$PWDocuments = Get-PWDocumentsBySearch -SearchName $SavedSearch -GetAttributes

The following shows we had 10 document objects returned from the saved search.

savedsearchcount

We will create a datatable to add document information to for export. The datatable name will be “CheckedOut”. We will add 5 column.

$dt = New-Object System.Data.Datatable ("CheckedOut")
$dt.Columns.Add('DocumentName') | Out-Null
$dt.Columns.Add('UserName') | Out-Null
$dt.Columns.Add('CheckedOutDate') | Out-Null
$dt.Columns.Add('FullPath') | Out-Null
$dt.Columns.Add('DocumentURN') | Out-Null

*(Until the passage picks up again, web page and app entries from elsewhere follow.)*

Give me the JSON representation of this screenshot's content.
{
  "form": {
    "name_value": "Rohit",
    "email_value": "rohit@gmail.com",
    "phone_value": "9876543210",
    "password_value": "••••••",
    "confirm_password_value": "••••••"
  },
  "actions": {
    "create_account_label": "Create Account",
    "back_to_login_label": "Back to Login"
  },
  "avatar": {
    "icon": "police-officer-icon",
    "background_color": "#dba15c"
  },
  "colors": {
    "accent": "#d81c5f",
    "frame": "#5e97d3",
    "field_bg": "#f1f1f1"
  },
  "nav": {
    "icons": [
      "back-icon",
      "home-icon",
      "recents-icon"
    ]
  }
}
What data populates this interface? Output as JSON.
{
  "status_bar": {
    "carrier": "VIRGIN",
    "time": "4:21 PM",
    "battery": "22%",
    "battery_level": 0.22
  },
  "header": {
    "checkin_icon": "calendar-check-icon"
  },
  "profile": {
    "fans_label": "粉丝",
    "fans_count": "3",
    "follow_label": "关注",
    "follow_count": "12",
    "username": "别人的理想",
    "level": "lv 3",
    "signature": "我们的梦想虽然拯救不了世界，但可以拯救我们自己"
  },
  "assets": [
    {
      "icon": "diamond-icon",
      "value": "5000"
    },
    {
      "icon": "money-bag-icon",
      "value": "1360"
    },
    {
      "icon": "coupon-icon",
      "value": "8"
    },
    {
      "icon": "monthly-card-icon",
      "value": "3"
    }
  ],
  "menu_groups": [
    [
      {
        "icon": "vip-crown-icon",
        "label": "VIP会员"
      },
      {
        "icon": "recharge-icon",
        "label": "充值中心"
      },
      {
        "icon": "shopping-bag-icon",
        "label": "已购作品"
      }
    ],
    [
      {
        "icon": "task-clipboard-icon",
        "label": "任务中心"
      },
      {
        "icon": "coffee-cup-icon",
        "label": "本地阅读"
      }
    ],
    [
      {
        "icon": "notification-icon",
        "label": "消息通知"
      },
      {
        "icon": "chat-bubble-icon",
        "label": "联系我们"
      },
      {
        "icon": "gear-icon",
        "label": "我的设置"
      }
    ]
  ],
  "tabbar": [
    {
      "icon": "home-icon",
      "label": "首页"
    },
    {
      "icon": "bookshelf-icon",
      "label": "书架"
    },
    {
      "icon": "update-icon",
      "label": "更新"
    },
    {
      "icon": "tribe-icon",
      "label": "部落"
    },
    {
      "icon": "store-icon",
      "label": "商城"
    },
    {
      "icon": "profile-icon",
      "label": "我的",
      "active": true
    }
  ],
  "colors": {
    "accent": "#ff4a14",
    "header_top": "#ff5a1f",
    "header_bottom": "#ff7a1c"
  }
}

Now, we can loop through each of the document objects. Using the document GUID, we can run a SQL query to get the user a document is checked out to, and the date in which it was checked out. We will, then add the results to a new datarow. We will also add the FullPath and DocumentURN values from the document object to the datarow. Once that is complete we can add the datarow to the datatable.

# Loop through each document object
foreach ($PWDoc in $PWDocuments) {
    $SQLString = "SELECT D.o_itemname 'Document_Name', U.o_username 'User_Name', D.o_dmsdate 'CheckedOut_Date' 
                  FROM dms_doc D, dms_user U
                  WHERE o_docguid LIKE '$($PWDoc.DocumentGUIDString)' AND D.o_dmsuserno = U.o_userno" 
    $SQLResults = Select-PWSQL -SQLSelectStatement $SQLString -Verbose
    
    # Create new datarow
    $dr = $dt.NewRow()
    # Populate the datarow with the metadata from the document object
    #    and the results of the SQL query.
    $dr.ItemArray = $SQLResults.Rows[0].ItemArray
    $dr.FullPath = $PWDoc.FullPath
    $dr.DocumentURN = $PWDoc.DocumentURN
    # Add datarow to the datatable.
    $dt.Rows.Add($dr)
}

The following is an example of the data returned from the Select-PWSQL cmdlet.

sqlresults

Finally, we export the resulting datatable to an Excel spreadsheet.

New-XLSXWorkbook -InputTables $dt -OutputFileName $FileName -Open -Verbose

The following shows the resulting Excel spreadsheet.

excelspreadsheet

 

Experiment with it and have fun.

Hopefully, you find this useful. Please let me know if you have any questions or comments.

 

 

 

 

Leave a Reply

Fill in your details below or click an icon to log in:

WordPress.com Logo

You are commenting using your WordPress.com account. Log Out /  Change )

Google photo

You are commenting using your Google account. Log Out /  Change )

Twitter picture

You are commenting using your Twitter account. Log Out /  Change )

Facebook photo

You are commenting using your Facebook account. Log Out /  Change )

Connecting to %s

This site uses Akismet to reduce spam. Learn how your comment data is processed.